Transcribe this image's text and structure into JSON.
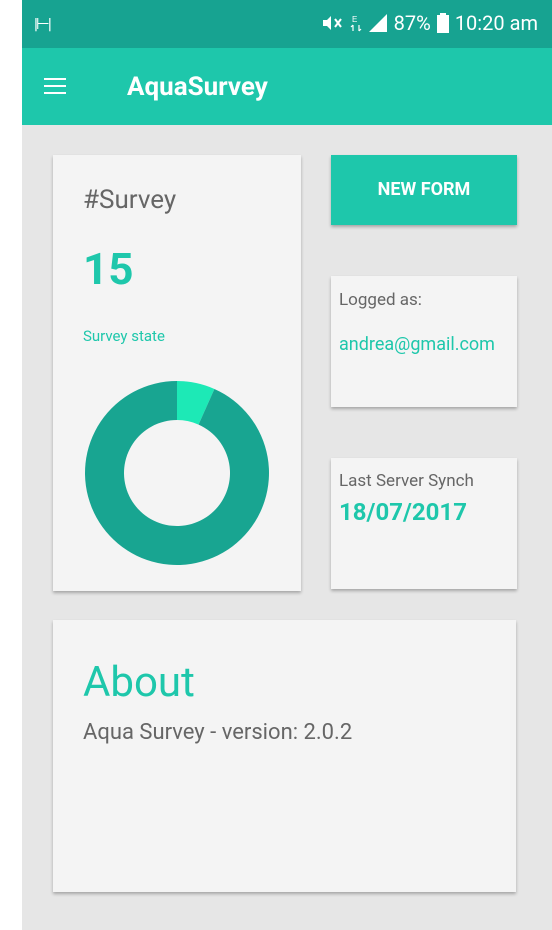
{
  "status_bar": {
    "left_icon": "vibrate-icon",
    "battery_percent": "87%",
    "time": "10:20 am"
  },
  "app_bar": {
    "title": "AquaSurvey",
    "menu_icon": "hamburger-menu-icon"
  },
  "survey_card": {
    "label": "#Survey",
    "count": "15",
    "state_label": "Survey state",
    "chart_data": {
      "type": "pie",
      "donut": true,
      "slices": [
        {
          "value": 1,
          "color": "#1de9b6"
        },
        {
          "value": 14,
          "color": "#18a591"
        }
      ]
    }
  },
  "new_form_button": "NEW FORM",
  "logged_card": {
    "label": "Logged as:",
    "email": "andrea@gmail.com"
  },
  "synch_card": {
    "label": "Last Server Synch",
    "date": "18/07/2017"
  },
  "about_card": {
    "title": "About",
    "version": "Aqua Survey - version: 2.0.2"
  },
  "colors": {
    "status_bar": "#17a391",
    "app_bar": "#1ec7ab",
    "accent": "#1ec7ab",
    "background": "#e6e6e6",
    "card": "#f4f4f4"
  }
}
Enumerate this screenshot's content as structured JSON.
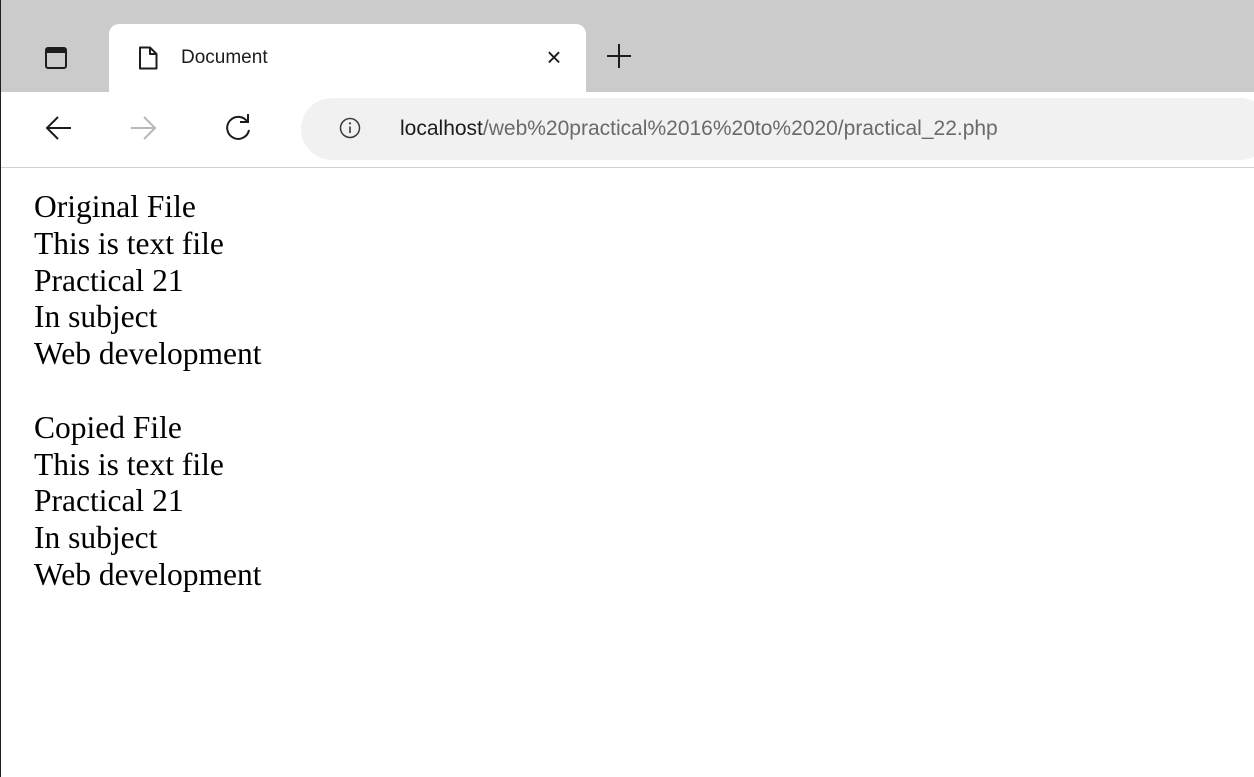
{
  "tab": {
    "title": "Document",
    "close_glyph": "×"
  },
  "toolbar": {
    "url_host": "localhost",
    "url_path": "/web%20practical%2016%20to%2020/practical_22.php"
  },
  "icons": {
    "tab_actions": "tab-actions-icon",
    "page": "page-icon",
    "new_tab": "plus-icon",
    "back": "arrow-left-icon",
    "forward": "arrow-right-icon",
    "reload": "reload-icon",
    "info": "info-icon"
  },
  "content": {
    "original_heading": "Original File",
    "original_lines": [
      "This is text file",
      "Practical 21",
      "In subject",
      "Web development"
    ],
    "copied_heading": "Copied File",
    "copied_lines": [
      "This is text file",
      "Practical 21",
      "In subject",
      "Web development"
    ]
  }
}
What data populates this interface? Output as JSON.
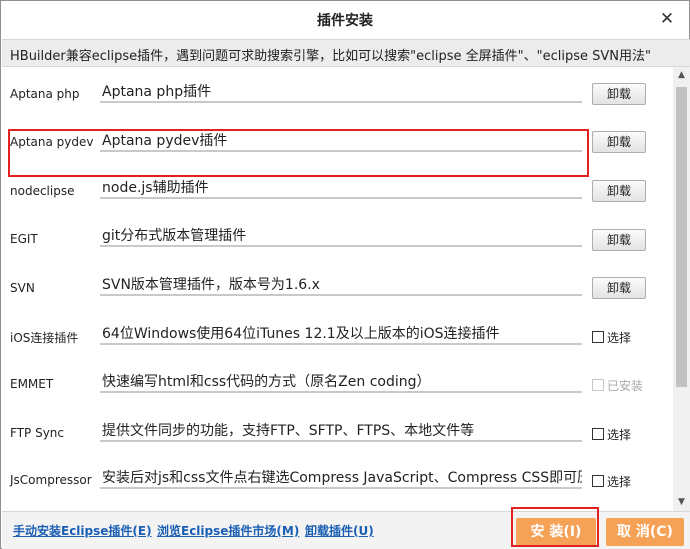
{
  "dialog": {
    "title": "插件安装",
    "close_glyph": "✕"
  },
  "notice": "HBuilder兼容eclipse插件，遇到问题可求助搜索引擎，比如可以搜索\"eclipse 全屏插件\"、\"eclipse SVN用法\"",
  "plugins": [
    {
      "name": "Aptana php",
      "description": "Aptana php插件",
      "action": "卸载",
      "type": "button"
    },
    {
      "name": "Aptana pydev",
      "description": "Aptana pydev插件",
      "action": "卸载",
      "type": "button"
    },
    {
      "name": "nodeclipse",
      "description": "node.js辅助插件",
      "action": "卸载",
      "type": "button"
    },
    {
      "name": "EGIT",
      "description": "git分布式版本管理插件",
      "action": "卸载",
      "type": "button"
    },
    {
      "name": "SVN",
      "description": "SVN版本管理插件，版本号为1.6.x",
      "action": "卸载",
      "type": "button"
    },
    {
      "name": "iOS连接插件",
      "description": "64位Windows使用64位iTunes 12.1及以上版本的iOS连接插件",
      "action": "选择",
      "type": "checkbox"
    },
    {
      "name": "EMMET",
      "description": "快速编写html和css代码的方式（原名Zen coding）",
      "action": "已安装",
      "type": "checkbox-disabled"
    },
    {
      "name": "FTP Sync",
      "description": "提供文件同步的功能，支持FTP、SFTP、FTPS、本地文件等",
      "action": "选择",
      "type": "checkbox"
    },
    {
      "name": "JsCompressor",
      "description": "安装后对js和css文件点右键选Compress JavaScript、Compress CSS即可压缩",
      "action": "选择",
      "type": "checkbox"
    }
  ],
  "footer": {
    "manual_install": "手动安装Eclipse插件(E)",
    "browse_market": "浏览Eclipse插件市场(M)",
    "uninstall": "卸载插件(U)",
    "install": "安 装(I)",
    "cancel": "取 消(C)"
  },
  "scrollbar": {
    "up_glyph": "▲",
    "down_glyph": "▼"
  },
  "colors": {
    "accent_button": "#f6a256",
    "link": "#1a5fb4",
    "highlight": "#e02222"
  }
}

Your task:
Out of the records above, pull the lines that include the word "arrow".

Result below:
    "back": "arrow-left-icon",
    "forward": "arrow-right-icon",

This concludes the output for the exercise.